The Scholar Of Lake Van
A moderately famous scholar named P. Hulin published a report on the ancient mystery surrounding Lake Van. He wrote, "a lofty wall of later than Urartian times runs under the lake."
So, some experts think this is a Uratian castle, some think it's pre-Uratian, and some think it’s post-Uratian. So which one of them is right? P. Hulin had a few more things to say about this intriguing and mysterious castle.
The Writing On The Wall
As part of his research, Hulin discovered inscriptions in artifacts found around Lake Van that spoke about the Urartian King, Rusa. The problem is, these writings had survived all kinds of weather over hundreds of years. The writing wasn't as clear as it used to be.
Hulin was going to have to pull out all the stops if he was going to figure out what was originally written on those stones.
Rusa The Conqueror
King Rusa became the King of Urartu after his father, King Sarduri II died. While his father was still alive, Rusa was a conqueror who expanded the Kingdom of Urartu. During that time, he took over several Anatolian territories.
Once Rusa became king, however, his conquering days would come back to haunt him. You can't just take somebody else’s land and expect them to be okay with it. There were consequences on the horizon.
A New King
Now that King Rusa was on the throne, the Assyrians had an idea. They appointed a new king by the name of Tiglath-Pileser III. That king instructed his people to regroup, build up their strength, and prepare for battle.
He was going to take back the land that had been taken away from him. He wasn't going to be a weak leader like the king before him was. He was prepared to fight back.
A Battle For Power
King Tiglath-Pileser III was preparing his loyal subjects to take back the land that King Rusa's father had taken control of when he was on the throne. Some researchers thought that this was the moment that the Urartian castle disappeared into the lake. Maybe some kind of battle broke out and the castle was completely displaced.

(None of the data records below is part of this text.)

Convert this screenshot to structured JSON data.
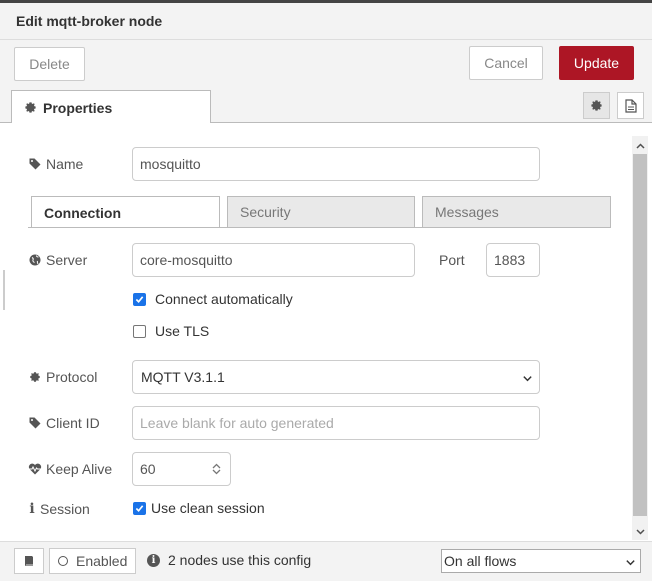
{
  "header": {
    "title": "Edit mqtt-broker node"
  },
  "toolbar": {
    "delete_label": "Delete",
    "cancel_label": "Cancel",
    "update_label": "Update",
    "accent": "#ad1625"
  },
  "tabs": {
    "properties_label": "Properties"
  },
  "fields": {
    "name": {
      "label": "Name",
      "value": "mosquitto"
    },
    "server": {
      "label": "Server",
      "value": "core-mosquitto"
    },
    "port": {
      "label": "Port",
      "value": "1883"
    },
    "connect_auto": {
      "label": "Connect automatically",
      "checked": true
    },
    "use_tls": {
      "label": "Use TLS",
      "checked": false
    },
    "protocol": {
      "label": "Protocol",
      "value": "MQTT V3.1.1"
    },
    "client_id": {
      "label": "Client ID",
      "placeholder": "Leave blank for auto generated",
      "value": ""
    },
    "keep_alive": {
      "label": "Keep Alive",
      "value": "60"
    },
    "session": {
      "label": "Session",
      "checkbox_label": "Use clean session",
      "checked": true
    }
  },
  "subtabs": [
    {
      "label": "Connection",
      "active": true
    },
    {
      "label": "Security",
      "active": false
    },
    {
      "label": "Messages",
      "active": false
    }
  ],
  "footer": {
    "enabled_label": "Enabled",
    "info_text": "2 nodes use this config",
    "scope_value": "On all flows"
  },
  "icons": [
    "gear-icon",
    "document-icon",
    "tag-icon",
    "globe-icon",
    "heartbeat-icon",
    "info-icon",
    "book-icon",
    "chevron-down-icon"
  ]
}
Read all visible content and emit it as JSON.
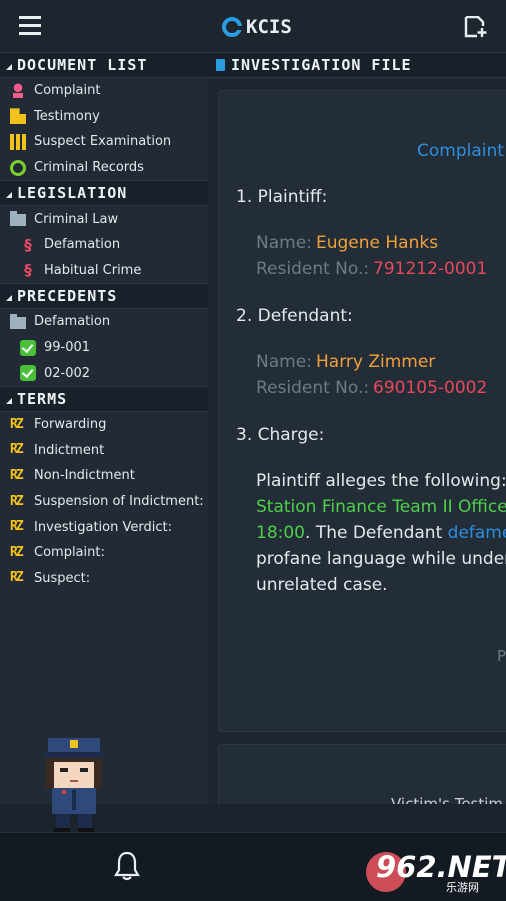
{
  "header": {
    "app_name": "KCIS",
    "menu_icon": "hamburger-menu-icon",
    "new_doc_icon": "new-document-icon",
    "accent": "#2a9ce0"
  },
  "sidebar": {
    "document_list": {
      "title": "DOCUMENT LIST",
      "items": [
        {
          "label": "Complaint",
          "icon": "complaint-person-icon"
        },
        {
          "label": "Testimony",
          "icon": "testimony-icon"
        },
        {
          "label": "Suspect Examination",
          "icon": "examination-icon"
        },
        {
          "label": "Criminal Records",
          "icon": "records-icon"
        }
      ]
    },
    "legislation": {
      "title": "LEGISLATION",
      "folder": "Criminal Law",
      "items": [
        {
          "label": "Defamation",
          "icon": "section-law-icon"
        },
        {
          "label": "Habitual Crime",
          "icon": "section-law-icon"
        }
      ]
    },
    "precedents": {
      "title": "PRECEDENTS",
      "folder": "Defamation",
      "items": [
        {
          "label": "99-001",
          "icon": "check-icon"
        },
        {
          "label": "02-002",
          "icon": "check-icon"
        }
      ]
    },
    "terms": {
      "title": "TERMS",
      "items": [
        {
          "label": "Forwarding"
        },
        {
          "label": "Indictment"
        },
        {
          "label": "Non-Indictment"
        },
        {
          "label": "Suspension of Indictment:"
        },
        {
          "label": "Investigation Verdict:"
        },
        {
          "label": "Complaint:"
        },
        {
          "label": "Suspect:"
        }
      ]
    }
  },
  "investigation": {
    "title": "INVESTIGATION FILE",
    "doc_title": "Complaint",
    "plaintiff": {
      "heading": "1. Plaintiff:",
      "name_label": "Name:",
      "name": "Eugene Hanks",
      "resident_label": "Resident No.:",
      "resident_no": "791212-0001"
    },
    "defendant": {
      "heading": "2. Defendant:",
      "name_label": "Name:",
      "name": "Harry Zimmer",
      "resident_label": "Resident No.:",
      "resident_no": "690105-0002"
    },
    "charge": {
      "heading": "3. Charge:",
      "line1": "Plaintiff alleges the following:",
      "line2_green": "Station Finance Team II Office",
      "line3_green": "18:00",
      "line3_white": ". The Defendant ",
      "line3_blue": "defame",
      "line4": "profane language while under",
      "line5": "unrelated case."
    },
    "partial_letter": "P",
    "second_card_title": "Victim's Testim"
  },
  "bottom": {
    "bell_icon": "bell-icon",
    "watermark": "962.NET",
    "watermark_sub": "乐游网"
  }
}
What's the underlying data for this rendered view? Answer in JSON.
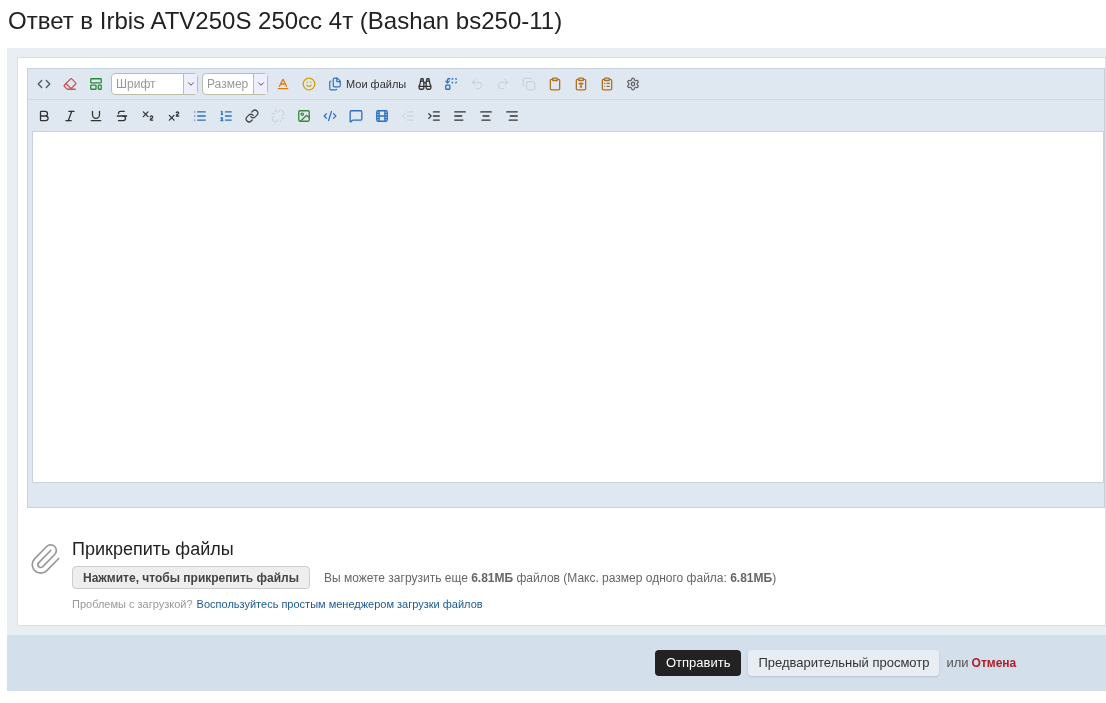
{
  "title": "Ответ в Irbis ATV250S 250cc 4т (Bashan bs250-11)",
  "editor": {
    "font_select": {
      "placeholder": "Шрифт"
    },
    "size_select": {
      "placeholder": "Размер"
    },
    "my_files": "Мои файлы",
    "toolbar_rows": [
      [
        {
          "kind": "source",
          "disabled": false
        },
        {
          "kind": "eraser",
          "disabled": false
        },
        {
          "kind": "template",
          "disabled": false
        },
        {
          "kind": "font"
        },
        {
          "kind": "size"
        },
        {
          "kind": "color",
          "disabled": false
        },
        {
          "kind": "smiley",
          "disabled": false
        },
        {
          "kind": "files",
          "disabled": false
        },
        {
          "kind": "find",
          "disabled": false
        },
        {
          "kind": "replace",
          "disabled": false
        },
        {
          "kind": "undo",
          "disabled": true
        },
        {
          "kind": "redo",
          "disabled": true
        },
        {
          "kind": "copy",
          "disabled": true
        },
        {
          "kind": "paste",
          "disabled": false
        },
        {
          "kind": "paste-text",
          "disabled": false
        },
        {
          "kind": "paste-word",
          "disabled": false
        },
        {
          "kind": "settings",
          "disabled": false
        }
      ],
      [
        {
          "kind": "bold",
          "disabled": false
        },
        {
          "kind": "italic",
          "disabled": false
        },
        {
          "kind": "underline",
          "disabled": false
        },
        {
          "kind": "strike",
          "disabled": false
        },
        {
          "kind": "subscript",
          "disabled": false
        },
        {
          "kind": "superscript",
          "disabled": false
        },
        {
          "kind": "bullets",
          "disabled": false
        },
        {
          "kind": "numbers",
          "disabled": false
        },
        {
          "kind": "link",
          "disabled": false
        },
        {
          "kind": "unlink",
          "disabled": true
        },
        {
          "kind": "image",
          "disabled": false
        },
        {
          "kind": "code",
          "disabled": false
        },
        {
          "kind": "quote",
          "disabled": false
        },
        {
          "kind": "media",
          "disabled": false
        },
        {
          "kind": "outdent",
          "disabled": true
        },
        {
          "kind": "indent",
          "disabled": false
        },
        {
          "kind": "align-left",
          "disabled": false
        },
        {
          "kind": "align-center",
          "disabled": false
        },
        {
          "kind": "align-right",
          "disabled": false
        }
      ]
    ]
  },
  "attach": {
    "heading": "Прикрепить файлы",
    "button": "Нажмите, чтобы прикрепить файлы",
    "info": "Вы можете загрузить еще **6.81МБ** файлов (Макс. размер одного файла: **6.81МБ**)",
    "problem": "Проблемы с загрузкой?",
    "link": "Воспользуйтесь простым менеджером загрузки файлов"
  },
  "footer": {
    "submit": "Отправить",
    "preview": "Предварительный просмотр",
    "or": "или",
    "cancel": "Отмена"
  }
}
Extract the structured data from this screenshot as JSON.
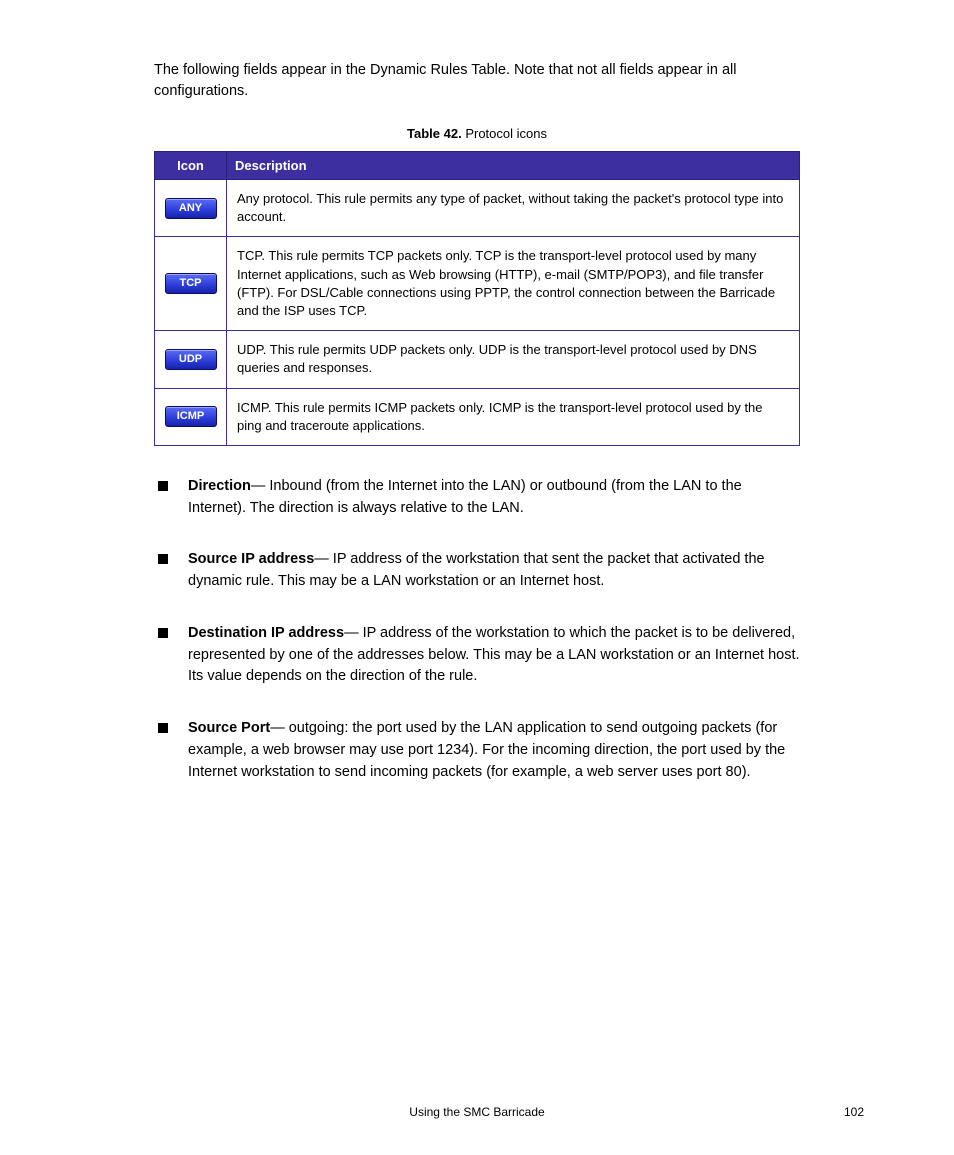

We may never know what really happened to that castle, but we can test all of these theories against the evidence found in the lake.
A Fight To The Finish
When King Rusa took over the Urartian kingdom from his father, he had to immediately fight off King Tiglath-Pileser III's troops. These people had been training for a battle, and it was abundantly clear that nothing (short of brute force) was going to stop them from taking their land back.
Fights over land ownership dominate much of history (and much of current affairs, if you think about it). Land has always meant power, and people have always wanted power.
Hard Work Pays Off
The Urartu kingdom was invaded time and time again, and it had to repair itself each time it was attacked. After all of these battles, the kingdom was gradually deteriorating. Each time, the kingdom needed more resources to make the repairs.
King Tiglath-Pileser III's army was breaking down the Urartu kingdom bit by bit. They saw their efforts working, and believed that with patience and diligence, the kingdom would fall and the land would be theirs for the taking.
The Urartians Admit Defeat
The Urartu people were suffering. They were running out of money and resources and they were growing tired of defending themselves. Eventually, they were forced to admit defeat. They handed over their land and their castles to the people of Assyria.
King Rusa spent most of his reign at war with the Assyrians. In the end, he lost both his kingdom and his mind. He couldn't keep the land he had conquered and felt totally defeated.
The Research Continues
The discovery of the ancient castle at the bottom of Lake Van as attracted many scientists, archaeologists, researchers, and divers to the area. Everyone is determined to find out more about this mysterious structure and how it ended up so far below the surface of the lake.
There is so much more to discover about this massive artifact. Hopefully, the experts will be able to come to a consensus and tell us more about the Urartian people and their kingdom.